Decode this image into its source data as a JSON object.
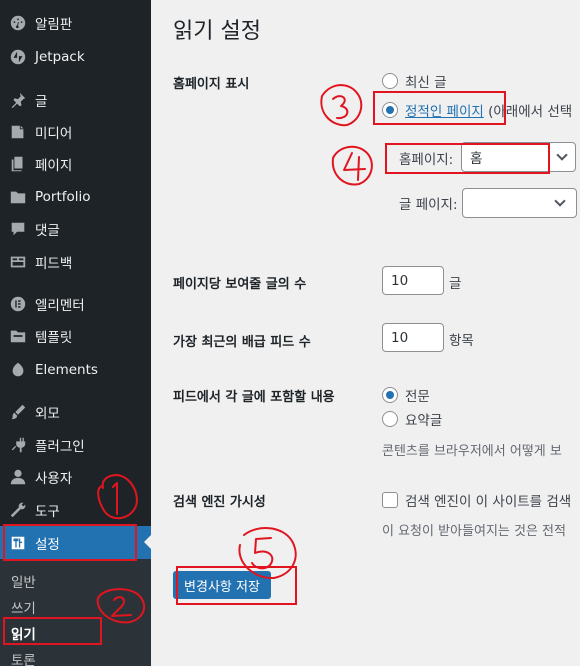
{
  "sidebar": {
    "items": [
      {
        "label": "알림판",
        "icon": "dashboard-icon"
      },
      {
        "label": "Jetpack",
        "icon": "jetpack-icon"
      },
      {
        "label": "글",
        "icon": "pin-icon"
      },
      {
        "label": "미디어",
        "icon": "media-icon"
      },
      {
        "label": "페이지",
        "icon": "page-icon"
      },
      {
        "label": "Portfolio",
        "icon": "folder-icon"
      },
      {
        "label": "댓글",
        "icon": "comment-icon"
      },
      {
        "label": "피드백",
        "icon": "feedback-icon"
      },
      {
        "label": "엘리멘터",
        "icon": "elementor-icon"
      },
      {
        "label": "템플릿",
        "icon": "templates-icon"
      },
      {
        "label": "Elements",
        "icon": "elements-icon"
      },
      {
        "label": "외모",
        "icon": "brush-icon"
      },
      {
        "label": "플러그인",
        "icon": "plugin-icon"
      },
      {
        "label": "사용자",
        "icon": "user-icon"
      },
      {
        "label": "도구",
        "icon": "wrench-icon"
      },
      {
        "label": "설정",
        "icon": "settings-icon"
      }
    ],
    "submenu": [
      "일반",
      "쓰기",
      "읽기",
      "토론"
    ]
  },
  "page": {
    "title": "읽기 설정",
    "homepage_display": {
      "label": "홈페이지 표시",
      "option_latest": "최신 글",
      "option_static_link": "정적인 페이지",
      "option_static_suffix": "(아래에서 선택",
      "homepage_label": "홈페이지:",
      "homepage_value": "홈",
      "posts_page_label": "글 페이지:",
      "posts_page_value": ""
    },
    "posts_per_page": {
      "label": "페이지당 보여줄 글의 수",
      "value": "10",
      "unit": "글"
    },
    "feed_items": {
      "label": "가장 최근의 배급 피드 수",
      "value": "10",
      "unit": "항목"
    },
    "feed_content": {
      "label": "피드에서 각 글에 포함할 내용",
      "option_full": "전문",
      "option_summary": "요약글",
      "note": "콘텐츠를 브라우저에서 어떻게 보"
    },
    "search_visibility": {
      "label": "검색 엔진 가시성",
      "checkbox_label": "검색 엔진이 이 사이트를 검색",
      "note": "이 요청이 받아들여지는 것은 전적"
    },
    "save_button": "변경사항 저장"
  },
  "colors": {
    "accent": "#2271b1",
    "sidebar_bg": "#1d2327",
    "annotation": "#e0151f"
  }
}
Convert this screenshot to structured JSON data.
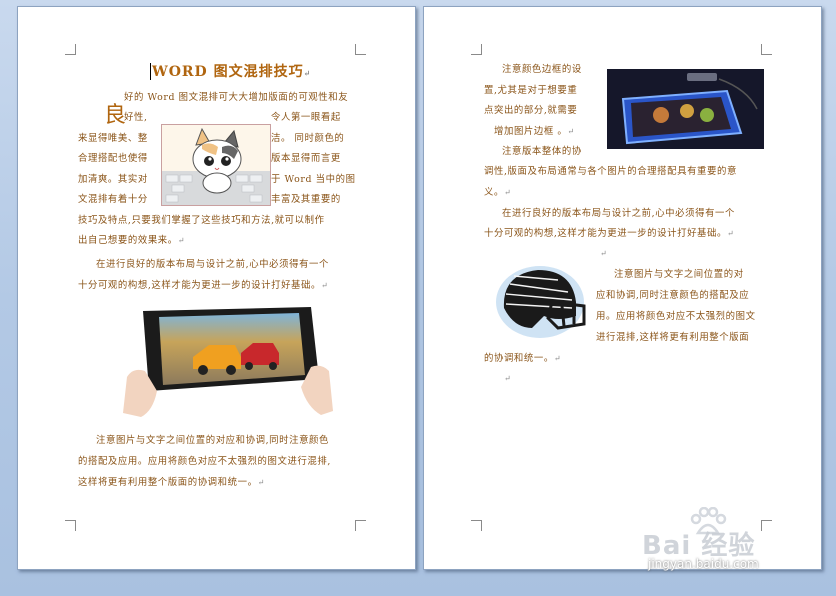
{
  "page1": {
    "title": "WORD 图文混排技巧",
    "drop_cap": "良",
    "p1_lines": [
      "好的 Word 图文混排可大大增加版面的可观性和友",
      "好性,",
      "令人第一眼看起",
      "来显得唯美、整",
      "洁。 同时颜色的",
      "合理搭配也使得",
      "版本显得而言更",
      "加清爽。其实对",
      "于 Word 当中的图",
      "文混排有着十分",
      "丰富及其重要的",
      "技巧及特点,只要我们掌握了这些技巧和方法,就可以制作",
      "出自己想要的效果来。"
    ],
    "p2_lines": [
      "在进行良好的版本布局与设计之前,心中必须得有一个",
      "十分可观的构想,这样才能为更进一步的设计打好基础。"
    ],
    "p3_lines": [
      "注意图片与文字之间位置的对应和协调,同时注意颜色",
      "的搭配及应用。应用将颜色对应不太强烈的图文进行混排,",
      "这样将更有利用整个版面的协调和统一。"
    ]
  },
  "page2": {
    "p1_lines": [
      "注意颜色边框的设",
      "置,尤其是对于想要重",
      "点突出的部分,就需要",
      "增加图片边框 。"
    ],
    "p2_lines": [
      "注意版本整体的协",
      "调性,版面及布局通常与各个图片的合理搭配具有重要的意",
      "义。"
    ],
    "p3_lines": [
      "在进行良好的版本布局与设计之前,心中必须得有一个",
      "十分可观的构想,这样才能为更进一步的设计打好基础。"
    ],
    "p4_lines": [
      "注意图片与文字之间位置的对",
      "应和协调,同时注意颜色的搭配及应",
      "用。应用将颜色对应不太强烈的图文",
      "进行混排,这样将更有利用整个版面",
      "的协调和统一。"
    ]
  },
  "watermark": {
    "brand": "Bai 经验",
    "url": "jingyan.baidu.com"
  },
  "colors": {
    "body_text": "#8a5418",
    "title": "#b0650f",
    "background": "#b3c9e5"
  }
}
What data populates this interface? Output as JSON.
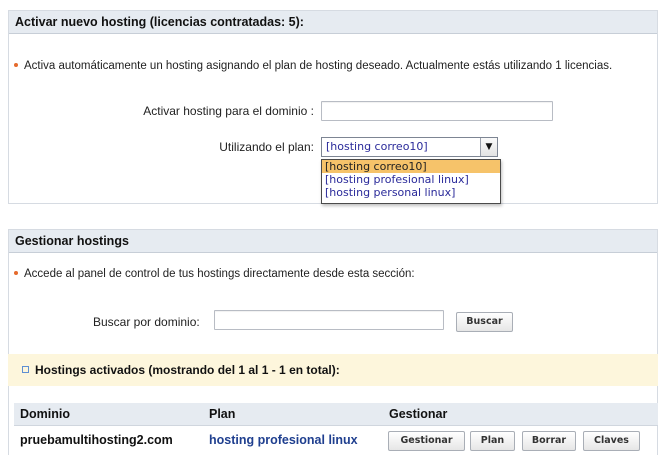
{
  "activate_section": {
    "title": "Activar nuevo hosting (licencias contratadas: 5):",
    "info": "Activa automáticamente un hosting asignando el plan de hosting deseado. Actualmente estás utilizando 1 licencias.",
    "domain_label": "Activar hosting para el dominio :",
    "domain_value": "",
    "plan_label": "Utilizando el plan:",
    "plan_selected": "[hosting correo10]",
    "plan_options": [
      "[hosting correo10]",
      "[hosting profesional linux]",
      "[hosting personal linux]"
    ]
  },
  "manage_section": {
    "title": "Gestionar hostings",
    "info": "Accede al panel de control de tus hostings directamente desde esta sección:",
    "search_label": "Buscar por dominio:",
    "search_value": "",
    "search_button": "Buscar",
    "active_header": "Hostings activados (mostrando del 1 al 1 - 1 en total):",
    "columns": [
      "Dominio",
      "Plan",
      "Gestionar"
    ],
    "rows": [
      {
        "domain": "pruebamultihosting2.com",
        "plan": "hosting profesional linux",
        "actions": [
          "Gestionar",
          "Plan",
          "Borrar",
          "Claves"
        ]
      }
    ]
  },
  "colors": {
    "header_bg": "#e6ebf1",
    "bullet": "#e56a2c",
    "link_blue": "#1f3f8f",
    "highlight": "#f6c36a",
    "subheader_bg": "#fdf6dc"
  }
}
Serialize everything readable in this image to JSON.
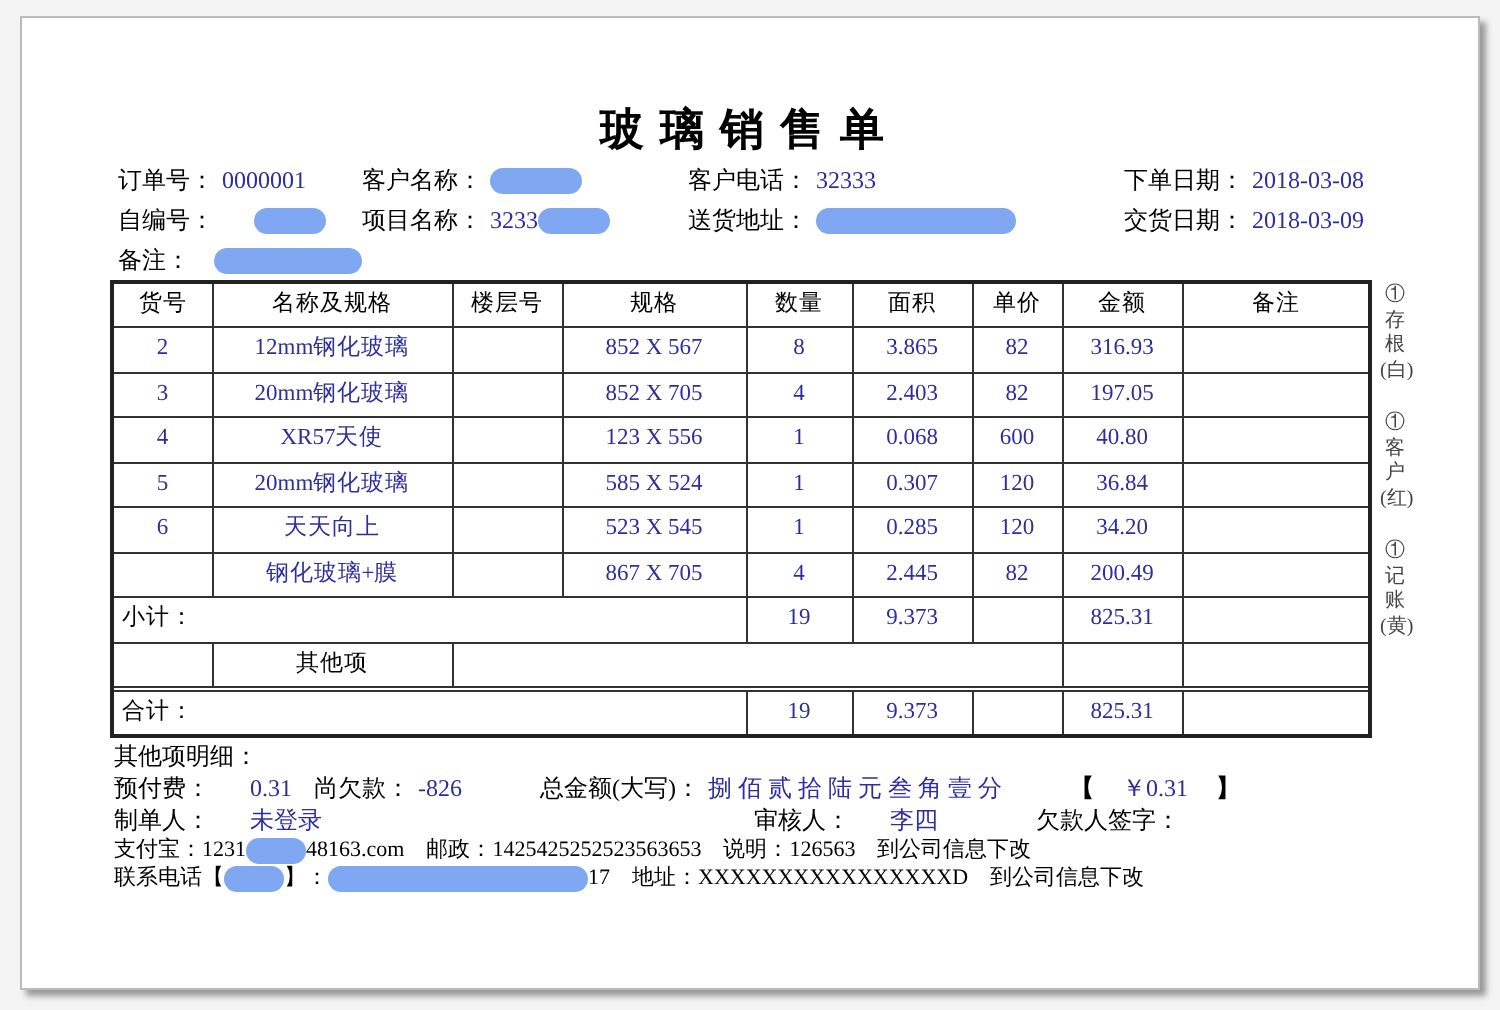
{
  "title": "玻璃销售单",
  "header_rows": [
    [
      {
        "label": "订单号：",
        "value": "0000001",
        "redacted": false
      },
      {
        "label": "客户名称：",
        "redacted": true
      },
      {
        "label": "客户电话：",
        "value": "32333",
        "redacted": false
      },
      {
        "label": "下单日期：",
        "value": "2018-03-08",
        "redacted": false
      }
    ],
    [
      {
        "label": "自编号：",
        "redacted": true
      },
      {
        "label": "项目名称：",
        "value": "3233",
        "redacted": true
      },
      {
        "label": "送货地址：",
        "redacted": true
      },
      {
        "label": "交货日期：",
        "value": "2018-03-09",
        "redacted": false
      }
    ],
    [
      {
        "label": "备注：",
        "redacted": true
      }
    ]
  ],
  "table": {
    "columns": [
      "货号",
      "名称及规格",
      "楼层号",
      "规格",
      "数量",
      "面积",
      "单价",
      "金额",
      "备注"
    ],
    "rows": [
      [
        "2",
        "12mm钢化玻璃",
        null,
        "852 X 567",
        "8",
        "3.865",
        "82",
        "316.93",
        null
      ],
      [
        "3",
        "20mm钢化玻璃",
        null,
        "852 X 705",
        "4",
        "2.403",
        "82",
        "197.05",
        null
      ],
      [
        "4",
        "XR57天使",
        null,
        "123 X 556",
        "1",
        "0.068",
        "600",
        "40.80",
        null
      ],
      [
        "5",
        "20mm钢化玻璃",
        null,
        "585 X 524",
        "1",
        "0.307",
        "120",
        "36.84",
        null
      ],
      [
        "6",
        "天天向上",
        null,
        "523 X 545",
        "1",
        "0.285",
        "120",
        "34.20",
        null
      ],
      [
        null,
        "钢化玻璃+膜",
        null,
        "867 X 705",
        "4",
        "2.445",
        "82",
        "200.49",
        null
      ]
    ],
    "subtotal": {
      "label": "小计：",
      "qty": "19",
      "area": "9.373",
      "amount": "825.31"
    },
    "other_items": {
      "label": "其他项"
    },
    "total": {
      "label": "合计：",
      "qty": "19",
      "area": "9.373",
      "amount": "825.31"
    }
  },
  "side_notes": [
    "①存根(白)",
    "①客户(红)",
    "①记账(黄)"
  ],
  "other_details_label": "其他项明细：",
  "payment": [
    {
      "label": "预付费：",
      "value": "0.31"
    },
    {
      "label": "尚欠款：",
      "value": "-826"
    },
    {
      "label": "总金额(大写)：",
      "value": "捌 佰 贰 拾 陆 元 叁 角 壹 分"
    }
  ],
  "amount_box": {
    "open": "【",
    "value": "￥0.31",
    "close": "】"
  },
  "signatures": [
    {
      "label": "制单人：",
      "value": "未登录"
    },
    {
      "label": "审核人：",
      "value": "李四"
    },
    {
      "label": "欠款人签字："
    }
  ],
  "info_lines": [
    [
      {
        "kind": "text",
        "text": "支付宝：1231"
      },
      {
        "kind": "redacted"
      },
      {
        "kind": "text",
        "text": "48163.com　邮政：1425425252523563653　说明：126563　到公司信息下改"
      }
    ],
    [
      {
        "kind": "text",
        "text": "联系电话【"
      },
      {
        "kind": "redacted"
      },
      {
        "kind": "text",
        "text": "】："
      },
      {
        "kind": "long_redacted"
      },
      {
        "kind": "text",
        "text": "17　地址：XXXXXXXXXXXXXXXXD　到公司信息下改"
      }
    ]
  ]
}
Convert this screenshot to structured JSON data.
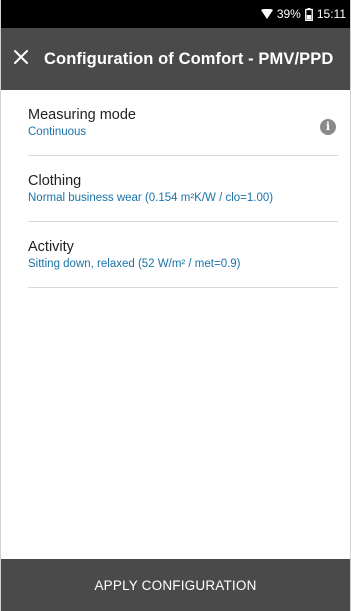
{
  "status_bar": {
    "battery_percent": "39%",
    "time": "15:11",
    "wifi_icon": "wifi-icon",
    "battery_icon": "battery-icon"
  },
  "app_bar": {
    "title": "Configuration of Comfort - PMV/PPD",
    "close_icon": "close-icon"
  },
  "settings": {
    "items": [
      {
        "label": "Measuring mode",
        "value": "Continuous",
        "has_info": true
      },
      {
        "label": "Clothing",
        "value": "Normal business wear (0.154 m²K/W / clo=1.00)",
        "has_info": false
      },
      {
        "label": "Activity",
        "value": "Sitting down, relaxed (52 W/m² / met=0.9)",
        "has_info": false
      }
    ]
  },
  "footer": {
    "apply_label": "APPLY CONFIGURATION"
  },
  "colors": {
    "app_bar": "#4a4a4a",
    "value_text": "#1a73a8",
    "status_bar": "#000000"
  }
}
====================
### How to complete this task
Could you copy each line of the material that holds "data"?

### Response to this task
Decode this image into its source data as a JSON object.
Convert this screenshot to structured JSON data.
What data populates this interface? Output as JSON.
Convert this screenshot to structured JSON data.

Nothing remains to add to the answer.